◆ Task goal ◆
In the records below, find each line with the word "interior" and copy it.

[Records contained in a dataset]
------

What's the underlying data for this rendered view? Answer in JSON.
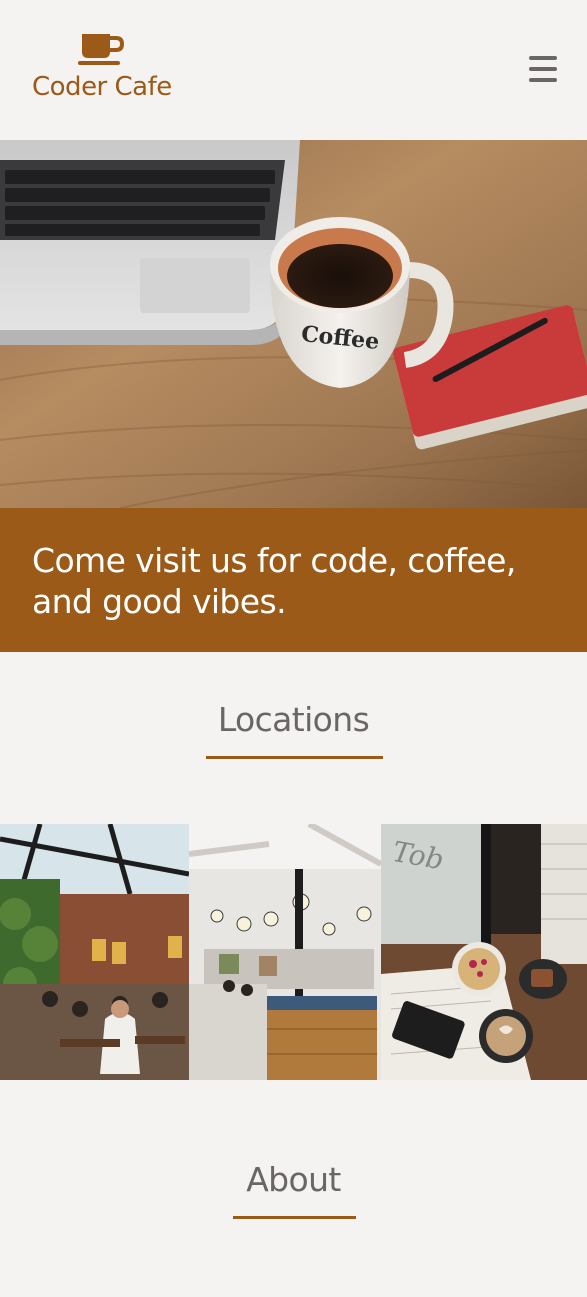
{
  "theme": {
    "accent": "#9c5a19",
    "text_muted": "#6b6663",
    "background": "#f4f3f1"
  },
  "header": {
    "brand_name": "Coder Cafe",
    "logo_icon": "coffee-cup-icon",
    "menu_icon": "hamburger-menu-icon"
  },
  "hero": {
    "image": "laptop-and-coffee-mug-photo",
    "mug_text": "Coffee"
  },
  "tagline": {
    "text": "Come visit us for code, coffee, and good vibes."
  },
  "locations": {
    "title": "Locations",
    "photos": [
      {
        "name": "cafe-interior-skylight-photo"
      },
      {
        "name": "cafe-counter-interior-photo"
      },
      {
        "name": "coffee-table-breakfast-photo"
      }
    ]
  },
  "about": {
    "title": "About"
  }
}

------

◆ The answer ◆
        "name": "cafe-interior-skylight-photo"
        "name": "cafe-counter-interior-photo"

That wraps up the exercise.